Blackfella business whitefella law: political struggle and competition in a South-East Arnhem Land Aboriginal community.
thesisposted on 28.03.2022, 13:33 by John Edward Bern

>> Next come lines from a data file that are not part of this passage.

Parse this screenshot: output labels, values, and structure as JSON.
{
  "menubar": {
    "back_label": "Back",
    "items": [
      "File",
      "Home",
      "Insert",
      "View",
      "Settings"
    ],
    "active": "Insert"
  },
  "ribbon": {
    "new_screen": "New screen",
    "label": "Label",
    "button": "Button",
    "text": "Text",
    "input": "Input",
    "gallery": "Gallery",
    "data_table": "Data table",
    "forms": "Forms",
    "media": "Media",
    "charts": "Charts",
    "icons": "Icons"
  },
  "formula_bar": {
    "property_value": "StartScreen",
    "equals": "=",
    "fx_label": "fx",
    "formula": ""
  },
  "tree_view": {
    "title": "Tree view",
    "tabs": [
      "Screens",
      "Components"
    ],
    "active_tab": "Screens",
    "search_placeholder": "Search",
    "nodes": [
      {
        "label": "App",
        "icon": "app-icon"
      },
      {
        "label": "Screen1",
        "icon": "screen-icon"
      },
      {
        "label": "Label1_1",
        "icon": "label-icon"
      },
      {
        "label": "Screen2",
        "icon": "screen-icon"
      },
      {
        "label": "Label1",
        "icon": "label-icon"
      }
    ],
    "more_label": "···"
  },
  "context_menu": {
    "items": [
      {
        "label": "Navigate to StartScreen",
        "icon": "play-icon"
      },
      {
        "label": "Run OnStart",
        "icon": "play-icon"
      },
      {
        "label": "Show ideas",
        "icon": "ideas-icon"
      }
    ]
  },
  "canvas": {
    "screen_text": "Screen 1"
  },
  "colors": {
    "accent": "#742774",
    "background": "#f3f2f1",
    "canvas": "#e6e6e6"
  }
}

Chapter 1 outlines the political structure of Ngukurr and presents the methodological foundation of the analysis. I follow this with a discussion of the political organisation of traditional Aboriginal society and the place of Aboriginal and European modes of categorisation in the organisation of the Village. Chapter 2 outlines the ecological, and demographic background, the organisation of the Settlement economy, the main categories of kinship organisation, and the cycle of daily life. Chapters 3 and 4 present the history of Ngukurr, the contemporary Settlement structure of domination, and the categories of political organisation within the Village. Chapter 3 focuses on the developments in Australian society which have affected the indigenous population, while in Chapter 4 the changes occurring within the indigenous population are the centre of attention. The public arenas utilised to discuss the organisation of the Settlement and the Village are classified and analysed in Chapter 5. Chapters 6 and 7 present the the major events of political competition. Chapter 6 deals with the competition occurring in the context of traditional religion, which is classified on the bases of acquisition of property, maintenance of authority positions, and inter community relations. Chapter 7 deals with the competition occurring in relations between the Village and the Government and its local representatives. This competition is analysed as the actions of a subordinate category resisting and reacting to a situation of domination. Chapter 8 concludes the thesis with an examination of the contradiction inherent in Village political practice and its consequences for the formulation and pursuit of land rights.